In molecular biology, the real-time quantitative polymerase chain reaction (RT-qPCR) has become the most powerful method for the detection and quantification of nucleic acid sequences including gene expressions. The technique is widely used for example for the validation of genes differentially expressed in transcriptomic experiments, such as microarrays or RNAseq. Several methods specific for each qPCR machine manufacturers’ have been developed to extract quantification cycle values (Cq) from recorded fluorescence measurements. The process of these raw data is however not always adequate for the biologist because they lack for example normalization steps and are often dedicated to a single instrument.
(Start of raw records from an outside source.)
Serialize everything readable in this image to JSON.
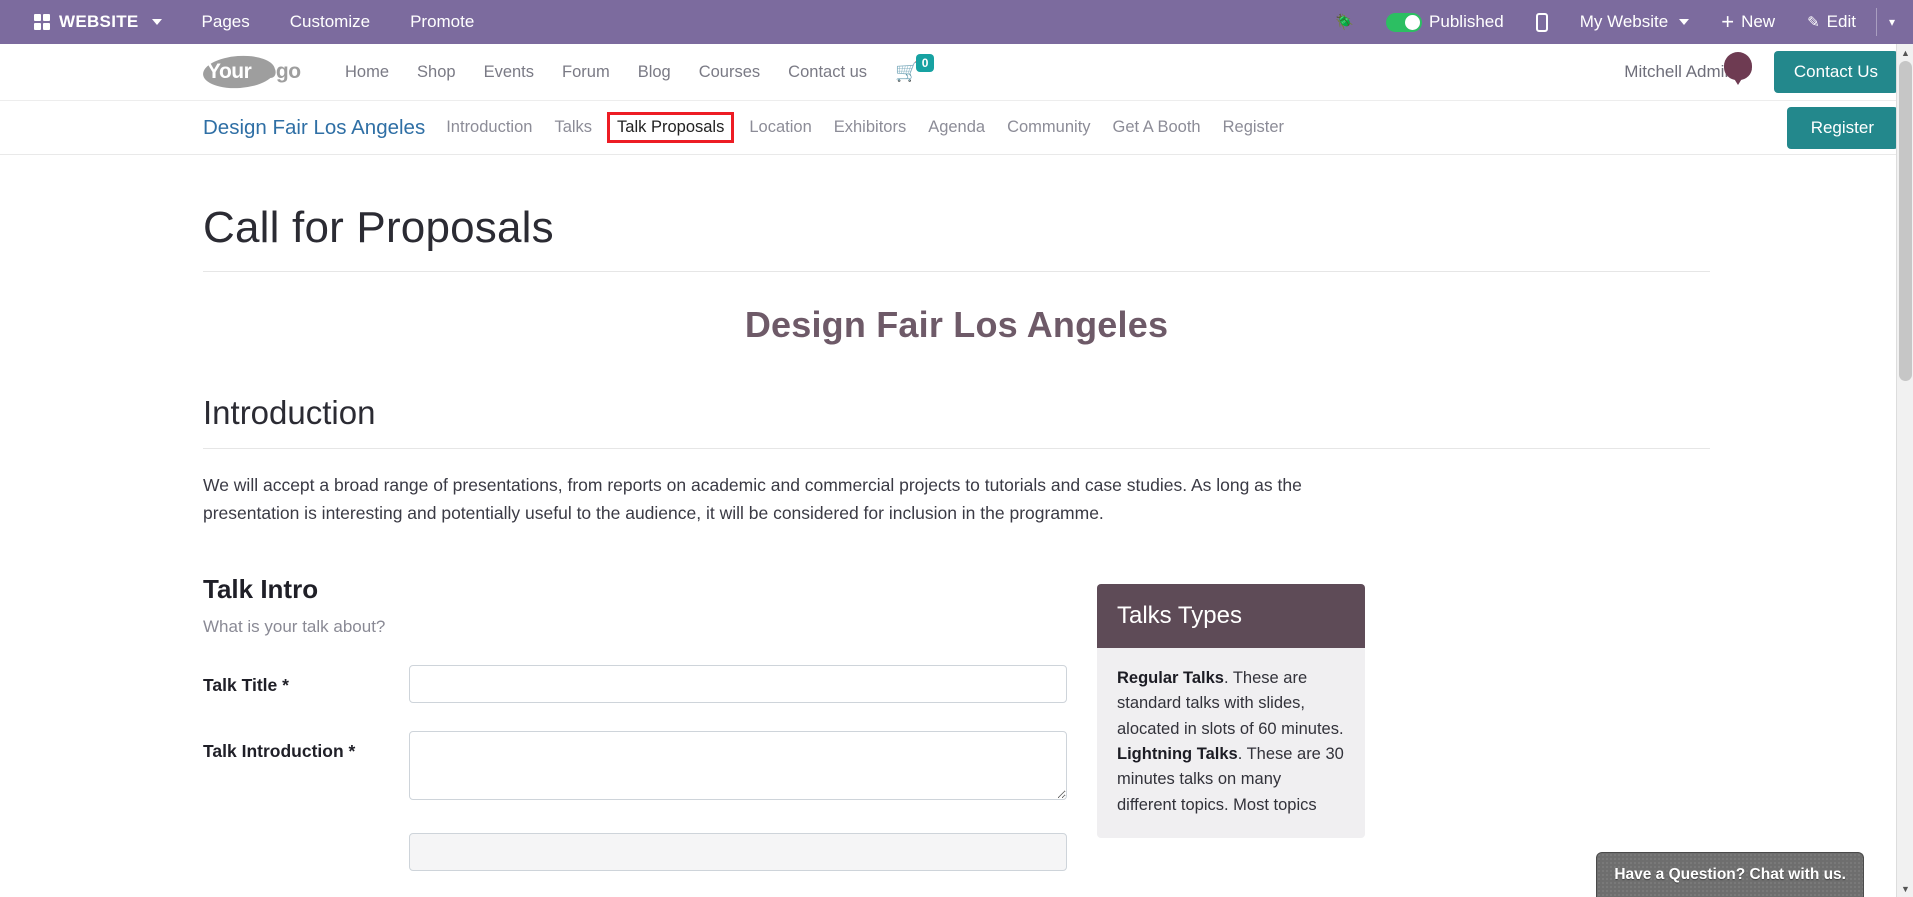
{
  "editor_bar": {
    "apps_label": "WEBSITE",
    "items": [
      {
        "label": "Pages"
      },
      {
        "label": "Customize"
      },
      {
        "label": "Promote"
      }
    ],
    "bug_icon": "bug-icon",
    "published_label": "Published",
    "published_state": "on",
    "mobile_icon": "mobile-preview-icon",
    "my_website_label": "My Website",
    "new_label": "New",
    "edit_label": "Edit",
    "accent_color": "#7C6B9E",
    "toggle_on_color": "#2CBF62"
  },
  "site_header": {
    "logo": {
      "first": "Your",
      "second": "Logo"
    },
    "nav": [
      {
        "label": "Home"
      },
      {
        "label": "Shop"
      },
      {
        "label": "Events"
      },
      {
        "label": "Forum"
      },
      {
        "label": "Blog"
      },
      {
        "label": "Courses"
      },
      {
        "label": "Contact us"
      }
    ],
    "cart_count": "0",
    "cart_badge_color": "#17A2A2",
    "user_name": "Mitchell Admin",
    "contact_button": "Contact Us",
    "button_color": "#23888C"
  },
  "event_nav": {
    "event_title": "Design Fair Los Angeles",
    "links": [
      {
        "label": "Introduction",
        "active": false
      },
      {
        "label": "Talks",
        "active": false
      },
      {
        "label": "Talk Proposals",
        "active": true
      },
      {
        "label": "Location",
        "active": false
      },
      {
        "label": "Exhibitors",
        "active": false
      },
      {
        "label": "Agenda",
        "active": false
      },
      {
        "label": "Community",
        "active": false
      },
      {
        "label": "Get A Booth",
        "active": false
      },
      {
        "label": "Register",
        "active": false
      }
    ],
    "register_button": "Register",
    "highlight_color": "#ED1C24",
    "title_color": "#2F6FA5"
  },
  "content": {
    "page_title": "Call for Proposals",
    "event_heading": "Design Fair Los Angeles",
    "event_heading_color": "#6E5A68",
    "section_heading": "Introduction",
    "intro_text": "We will accept a broad range of presentations, from reports on academic and commercial projects to tutorials and case studies. As long as the presentation is interesting and potentially useful to the audience, it will be considered for inclusion in the programme.",
    "form": {
      "heading": "Talk Intro",
      "subtitle": "What is your talk about?",
      "fields": [
        {
          "label": "Talk Title *",
          "type": "text",
          "value": ""
        },
        {
          "label": "Talk Introduction *",
          "type": "textarea",
          "value": ""
        }
      ]
    },
    "sidebar_card": {
      "title": "Talks Types",
      "header_color": "#5E4B57",
      "body_color": "#F0EFF1",
      "items": [
        {
          "term": "Regular Talks",
          "text": ". These are standard talks with slides, alocated in slots of 60 minutes."
        },
        {
          "term": "Lightning Talks",
          "text": ". These are 30 minutes talks on many different topics. Most topics"
        }
      ]
    }
  },
  "chat_widget": {
    "label": "Have a Question? Chat with us."
  },
  "balloon_marker": {
    "color": "#6E3B52"
  }
}
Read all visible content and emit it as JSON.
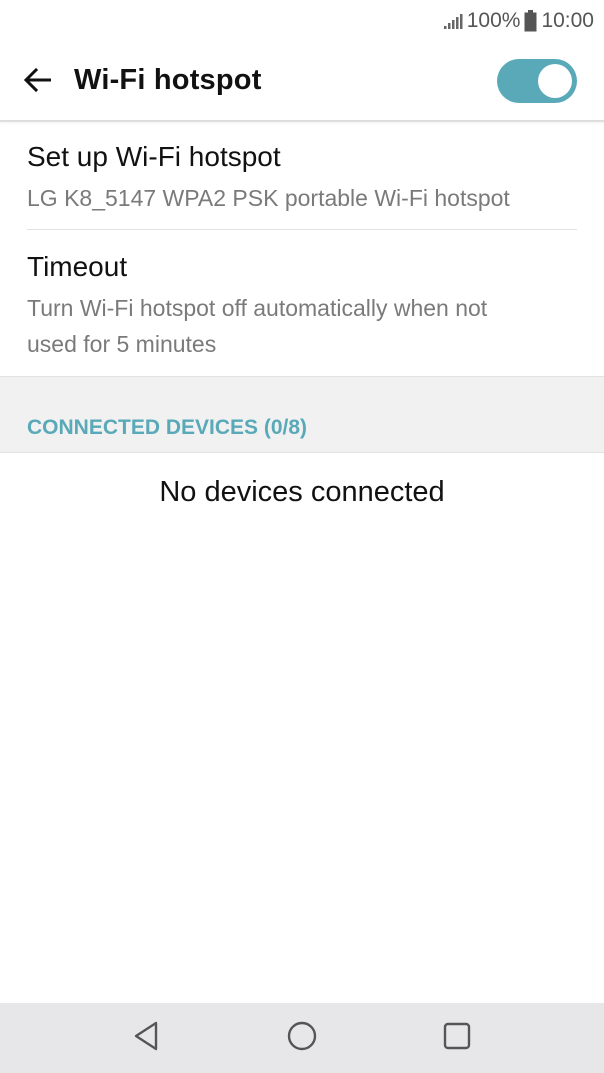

We decided to implement a web tool called SATqPCR and based on the RqPCRAnalysis R-package, an algorithm we developed in R language. The R-package was developed in our lab by Trang Tran and Frederique Hilliou and was presented at the International Conference on Bioinformatics Models, Methods and Algorithms in 2013 (see references). The purpose of this tool is to provide a comprehensive, simple and easy to use tool for real-time quantitative PCR data analysis. More importantly, functions are provided for biologists who have little statistical and no R programming background. This SATqPCR improves the methods developed by Genorm and qBASE programs. We have developed this web application for biologist using the MIQE recommendation for the analysis of their qPCR data (Minimum Information for Publication of Quantitative Real-Time PCR Experiments, Bustin et al. 2010, Bustin et al. 2002)Our application provides:
- The identification of the most stable reference genes (REF)--housekeeping genes--across biological replicates and technical replicates
- The calculation of normalization factor based on the identified REF
- The calculation of normalized expression for each gene of interest (GOI)
- The rescaling of the normalized expression across biological replicates
- The comparison of expression level of GOI between samples across biological replicates using appropriate statistical test